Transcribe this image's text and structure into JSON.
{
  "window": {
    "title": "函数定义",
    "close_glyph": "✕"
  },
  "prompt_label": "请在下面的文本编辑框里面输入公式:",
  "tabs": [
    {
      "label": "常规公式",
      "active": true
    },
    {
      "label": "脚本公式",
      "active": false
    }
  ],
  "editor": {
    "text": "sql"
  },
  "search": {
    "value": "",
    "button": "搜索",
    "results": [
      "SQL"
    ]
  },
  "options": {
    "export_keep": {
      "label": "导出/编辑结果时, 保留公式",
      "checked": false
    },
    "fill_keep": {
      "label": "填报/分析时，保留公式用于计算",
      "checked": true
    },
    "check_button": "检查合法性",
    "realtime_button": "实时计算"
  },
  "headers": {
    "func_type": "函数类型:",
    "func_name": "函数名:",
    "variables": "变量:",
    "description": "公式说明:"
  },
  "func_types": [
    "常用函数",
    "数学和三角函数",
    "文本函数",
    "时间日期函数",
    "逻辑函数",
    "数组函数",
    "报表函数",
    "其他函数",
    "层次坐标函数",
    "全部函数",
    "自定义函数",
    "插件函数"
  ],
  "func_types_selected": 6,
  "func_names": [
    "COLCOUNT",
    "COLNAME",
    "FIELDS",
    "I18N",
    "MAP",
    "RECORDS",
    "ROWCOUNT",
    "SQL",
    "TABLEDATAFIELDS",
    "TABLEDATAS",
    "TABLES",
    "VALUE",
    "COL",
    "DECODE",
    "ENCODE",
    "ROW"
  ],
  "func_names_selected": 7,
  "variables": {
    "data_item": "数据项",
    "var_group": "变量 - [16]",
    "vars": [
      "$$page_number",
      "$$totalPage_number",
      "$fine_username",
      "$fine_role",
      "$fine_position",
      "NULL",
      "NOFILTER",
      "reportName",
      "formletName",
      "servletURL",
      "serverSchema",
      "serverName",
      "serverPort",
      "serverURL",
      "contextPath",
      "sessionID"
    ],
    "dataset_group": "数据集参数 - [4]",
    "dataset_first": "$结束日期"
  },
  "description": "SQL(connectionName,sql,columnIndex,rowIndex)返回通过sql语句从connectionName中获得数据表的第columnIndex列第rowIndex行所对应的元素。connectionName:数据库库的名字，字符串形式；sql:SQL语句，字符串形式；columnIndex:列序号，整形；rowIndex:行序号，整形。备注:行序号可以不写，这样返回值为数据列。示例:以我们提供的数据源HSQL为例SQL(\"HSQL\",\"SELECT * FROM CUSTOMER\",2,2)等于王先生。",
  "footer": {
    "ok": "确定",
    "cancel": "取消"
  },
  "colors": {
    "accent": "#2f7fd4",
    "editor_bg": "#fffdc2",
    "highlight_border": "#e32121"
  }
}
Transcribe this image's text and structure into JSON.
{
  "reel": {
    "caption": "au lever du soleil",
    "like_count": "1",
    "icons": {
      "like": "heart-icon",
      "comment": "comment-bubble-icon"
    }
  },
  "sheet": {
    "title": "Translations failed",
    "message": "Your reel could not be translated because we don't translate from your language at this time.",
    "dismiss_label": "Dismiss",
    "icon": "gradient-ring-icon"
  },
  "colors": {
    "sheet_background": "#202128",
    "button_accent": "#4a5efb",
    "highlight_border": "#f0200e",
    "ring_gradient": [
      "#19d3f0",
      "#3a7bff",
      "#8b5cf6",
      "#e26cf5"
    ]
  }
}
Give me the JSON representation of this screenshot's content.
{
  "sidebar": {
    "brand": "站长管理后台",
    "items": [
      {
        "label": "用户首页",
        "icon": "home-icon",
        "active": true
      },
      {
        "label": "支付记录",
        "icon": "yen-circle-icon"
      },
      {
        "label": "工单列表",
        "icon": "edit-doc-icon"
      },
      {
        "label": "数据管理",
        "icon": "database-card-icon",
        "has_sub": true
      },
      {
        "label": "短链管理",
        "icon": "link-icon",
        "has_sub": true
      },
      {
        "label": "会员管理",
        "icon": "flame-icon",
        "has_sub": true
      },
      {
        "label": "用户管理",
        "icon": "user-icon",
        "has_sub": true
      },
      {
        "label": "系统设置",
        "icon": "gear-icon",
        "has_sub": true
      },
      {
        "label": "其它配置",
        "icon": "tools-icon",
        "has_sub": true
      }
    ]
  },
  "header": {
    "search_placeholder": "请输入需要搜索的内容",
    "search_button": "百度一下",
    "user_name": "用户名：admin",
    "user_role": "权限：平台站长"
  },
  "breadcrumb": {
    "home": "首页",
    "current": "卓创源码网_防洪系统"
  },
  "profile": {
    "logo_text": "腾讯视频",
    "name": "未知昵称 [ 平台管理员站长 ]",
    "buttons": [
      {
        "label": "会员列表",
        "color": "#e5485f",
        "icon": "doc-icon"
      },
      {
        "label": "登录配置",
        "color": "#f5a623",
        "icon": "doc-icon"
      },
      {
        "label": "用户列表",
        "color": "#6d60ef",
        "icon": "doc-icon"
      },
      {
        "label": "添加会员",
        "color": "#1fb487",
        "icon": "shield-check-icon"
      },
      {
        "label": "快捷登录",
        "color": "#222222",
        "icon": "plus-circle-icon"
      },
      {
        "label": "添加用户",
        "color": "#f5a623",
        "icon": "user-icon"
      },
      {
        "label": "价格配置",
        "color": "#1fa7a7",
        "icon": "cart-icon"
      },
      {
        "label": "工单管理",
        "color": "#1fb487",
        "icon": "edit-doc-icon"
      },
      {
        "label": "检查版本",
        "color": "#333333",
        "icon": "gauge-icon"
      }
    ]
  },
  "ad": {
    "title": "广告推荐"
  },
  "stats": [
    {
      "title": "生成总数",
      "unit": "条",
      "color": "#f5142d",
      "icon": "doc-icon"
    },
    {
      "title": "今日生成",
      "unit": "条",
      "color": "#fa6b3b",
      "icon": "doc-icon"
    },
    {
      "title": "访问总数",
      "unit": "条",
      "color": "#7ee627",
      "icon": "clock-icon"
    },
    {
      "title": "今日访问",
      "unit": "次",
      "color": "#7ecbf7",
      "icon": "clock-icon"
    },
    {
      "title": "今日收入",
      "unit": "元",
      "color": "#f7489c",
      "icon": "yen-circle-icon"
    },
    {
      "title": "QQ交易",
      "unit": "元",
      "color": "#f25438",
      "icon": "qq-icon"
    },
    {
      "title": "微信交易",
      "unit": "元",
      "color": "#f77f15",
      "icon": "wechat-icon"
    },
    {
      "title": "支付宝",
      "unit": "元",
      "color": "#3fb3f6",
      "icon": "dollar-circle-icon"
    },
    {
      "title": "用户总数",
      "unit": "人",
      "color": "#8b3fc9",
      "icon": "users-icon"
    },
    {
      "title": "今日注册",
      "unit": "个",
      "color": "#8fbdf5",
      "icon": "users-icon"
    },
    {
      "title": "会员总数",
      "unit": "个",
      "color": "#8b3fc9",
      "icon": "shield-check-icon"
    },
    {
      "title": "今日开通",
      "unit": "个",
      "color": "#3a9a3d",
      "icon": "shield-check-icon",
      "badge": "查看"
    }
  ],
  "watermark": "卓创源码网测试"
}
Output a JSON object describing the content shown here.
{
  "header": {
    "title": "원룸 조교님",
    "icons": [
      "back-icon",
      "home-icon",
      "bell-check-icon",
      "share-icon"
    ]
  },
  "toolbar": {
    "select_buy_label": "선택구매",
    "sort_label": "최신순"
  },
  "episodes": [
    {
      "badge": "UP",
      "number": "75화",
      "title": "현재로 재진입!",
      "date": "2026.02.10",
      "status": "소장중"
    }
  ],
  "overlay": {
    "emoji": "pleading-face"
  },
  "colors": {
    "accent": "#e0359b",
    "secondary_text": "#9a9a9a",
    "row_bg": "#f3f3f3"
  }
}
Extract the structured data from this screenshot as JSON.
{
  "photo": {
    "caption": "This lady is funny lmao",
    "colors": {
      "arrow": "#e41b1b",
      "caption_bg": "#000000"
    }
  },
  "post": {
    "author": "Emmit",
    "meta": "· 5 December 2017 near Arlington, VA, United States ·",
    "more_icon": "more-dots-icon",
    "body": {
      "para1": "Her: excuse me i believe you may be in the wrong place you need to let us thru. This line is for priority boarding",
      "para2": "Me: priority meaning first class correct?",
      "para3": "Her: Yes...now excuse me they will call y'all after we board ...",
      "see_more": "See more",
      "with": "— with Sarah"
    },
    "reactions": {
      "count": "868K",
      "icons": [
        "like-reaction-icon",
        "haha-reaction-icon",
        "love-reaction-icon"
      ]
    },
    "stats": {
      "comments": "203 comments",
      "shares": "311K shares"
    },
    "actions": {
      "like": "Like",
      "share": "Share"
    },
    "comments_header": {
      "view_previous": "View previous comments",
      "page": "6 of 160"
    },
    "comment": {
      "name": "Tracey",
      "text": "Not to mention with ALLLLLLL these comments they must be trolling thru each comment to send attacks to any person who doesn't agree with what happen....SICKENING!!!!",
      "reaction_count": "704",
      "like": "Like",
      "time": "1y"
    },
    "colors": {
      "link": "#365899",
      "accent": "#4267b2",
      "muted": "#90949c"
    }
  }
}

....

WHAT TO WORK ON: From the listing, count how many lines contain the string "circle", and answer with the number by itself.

EXERCISE RESPONSE: 4